* Work task *
Scan the listing below. Report each line that includes "true".

* Exercise input *

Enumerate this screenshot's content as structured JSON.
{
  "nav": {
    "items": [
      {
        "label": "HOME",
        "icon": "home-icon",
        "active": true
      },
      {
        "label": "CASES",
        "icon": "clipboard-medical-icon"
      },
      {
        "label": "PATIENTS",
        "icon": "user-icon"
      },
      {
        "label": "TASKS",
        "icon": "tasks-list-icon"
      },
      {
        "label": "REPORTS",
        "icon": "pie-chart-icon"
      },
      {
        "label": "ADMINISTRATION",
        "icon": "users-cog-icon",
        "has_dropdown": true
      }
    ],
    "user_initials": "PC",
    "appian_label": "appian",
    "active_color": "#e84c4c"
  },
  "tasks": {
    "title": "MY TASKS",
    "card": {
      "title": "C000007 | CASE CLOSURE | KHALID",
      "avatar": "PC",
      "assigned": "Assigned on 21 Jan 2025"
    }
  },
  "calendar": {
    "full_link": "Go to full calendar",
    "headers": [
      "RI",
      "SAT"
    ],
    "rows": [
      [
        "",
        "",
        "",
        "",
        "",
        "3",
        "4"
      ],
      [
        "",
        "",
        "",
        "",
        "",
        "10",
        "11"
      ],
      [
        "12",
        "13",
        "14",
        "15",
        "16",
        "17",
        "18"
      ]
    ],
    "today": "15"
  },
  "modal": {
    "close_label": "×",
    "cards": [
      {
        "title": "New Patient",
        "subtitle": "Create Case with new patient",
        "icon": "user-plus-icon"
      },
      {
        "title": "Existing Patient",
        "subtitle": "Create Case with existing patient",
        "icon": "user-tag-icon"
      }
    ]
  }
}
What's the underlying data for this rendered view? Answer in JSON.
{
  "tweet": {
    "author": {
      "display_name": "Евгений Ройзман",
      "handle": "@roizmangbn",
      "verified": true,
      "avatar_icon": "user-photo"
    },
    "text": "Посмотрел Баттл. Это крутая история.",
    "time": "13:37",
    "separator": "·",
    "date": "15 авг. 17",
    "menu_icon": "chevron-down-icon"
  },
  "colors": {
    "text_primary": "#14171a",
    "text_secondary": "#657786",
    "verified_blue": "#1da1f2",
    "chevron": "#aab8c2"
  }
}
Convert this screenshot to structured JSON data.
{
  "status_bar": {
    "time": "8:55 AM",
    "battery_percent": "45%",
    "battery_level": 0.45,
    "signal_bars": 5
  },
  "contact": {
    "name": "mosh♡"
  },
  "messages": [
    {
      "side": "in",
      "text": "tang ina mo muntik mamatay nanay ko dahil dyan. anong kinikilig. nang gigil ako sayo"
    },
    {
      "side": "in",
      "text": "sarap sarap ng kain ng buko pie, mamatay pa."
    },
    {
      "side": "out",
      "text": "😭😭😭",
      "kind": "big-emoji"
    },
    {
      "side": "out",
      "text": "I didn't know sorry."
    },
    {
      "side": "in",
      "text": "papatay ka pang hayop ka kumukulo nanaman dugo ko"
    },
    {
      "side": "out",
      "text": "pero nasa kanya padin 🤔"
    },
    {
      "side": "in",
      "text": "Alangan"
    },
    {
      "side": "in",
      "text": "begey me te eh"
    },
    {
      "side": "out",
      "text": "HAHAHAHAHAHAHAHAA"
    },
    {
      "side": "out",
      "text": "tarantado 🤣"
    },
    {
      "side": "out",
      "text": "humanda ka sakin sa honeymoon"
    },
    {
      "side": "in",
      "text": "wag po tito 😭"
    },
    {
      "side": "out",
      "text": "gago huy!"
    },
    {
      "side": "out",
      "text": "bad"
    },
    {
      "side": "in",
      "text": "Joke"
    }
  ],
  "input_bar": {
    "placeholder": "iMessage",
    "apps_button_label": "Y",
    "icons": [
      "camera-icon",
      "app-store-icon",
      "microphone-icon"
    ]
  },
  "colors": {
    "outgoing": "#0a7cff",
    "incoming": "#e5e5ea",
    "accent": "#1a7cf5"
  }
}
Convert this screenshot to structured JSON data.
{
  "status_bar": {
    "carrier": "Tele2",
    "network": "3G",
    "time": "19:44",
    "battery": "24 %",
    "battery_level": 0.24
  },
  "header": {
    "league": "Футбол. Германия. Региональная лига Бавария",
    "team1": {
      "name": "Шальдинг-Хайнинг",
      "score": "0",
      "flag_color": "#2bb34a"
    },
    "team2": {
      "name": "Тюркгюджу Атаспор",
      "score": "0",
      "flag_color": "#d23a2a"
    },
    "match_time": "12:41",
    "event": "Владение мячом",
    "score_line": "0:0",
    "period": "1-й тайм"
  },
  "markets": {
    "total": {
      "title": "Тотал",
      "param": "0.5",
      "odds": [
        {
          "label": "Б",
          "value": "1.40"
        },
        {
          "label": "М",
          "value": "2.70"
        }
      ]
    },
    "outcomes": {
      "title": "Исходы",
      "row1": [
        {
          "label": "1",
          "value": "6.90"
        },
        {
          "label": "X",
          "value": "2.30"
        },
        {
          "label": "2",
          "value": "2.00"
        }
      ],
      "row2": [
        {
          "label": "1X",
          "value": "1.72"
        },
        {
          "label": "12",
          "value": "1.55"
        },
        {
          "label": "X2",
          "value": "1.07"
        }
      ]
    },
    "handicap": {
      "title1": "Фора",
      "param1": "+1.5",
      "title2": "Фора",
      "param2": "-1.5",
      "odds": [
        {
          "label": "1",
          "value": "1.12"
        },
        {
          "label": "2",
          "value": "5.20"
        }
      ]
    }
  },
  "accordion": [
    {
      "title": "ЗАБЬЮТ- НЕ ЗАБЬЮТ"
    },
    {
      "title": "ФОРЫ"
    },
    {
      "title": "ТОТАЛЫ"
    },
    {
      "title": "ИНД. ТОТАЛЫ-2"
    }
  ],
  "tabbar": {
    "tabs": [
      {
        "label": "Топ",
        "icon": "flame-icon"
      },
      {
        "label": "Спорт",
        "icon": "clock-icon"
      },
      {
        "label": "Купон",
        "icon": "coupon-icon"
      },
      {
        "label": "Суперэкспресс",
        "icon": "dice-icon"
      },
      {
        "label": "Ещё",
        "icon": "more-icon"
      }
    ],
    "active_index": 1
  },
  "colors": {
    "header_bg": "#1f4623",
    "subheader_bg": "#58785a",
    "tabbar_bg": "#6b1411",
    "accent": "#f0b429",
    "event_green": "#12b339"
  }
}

* Task result *
        "active": true
        "has_dropdown": true
      "verified": true,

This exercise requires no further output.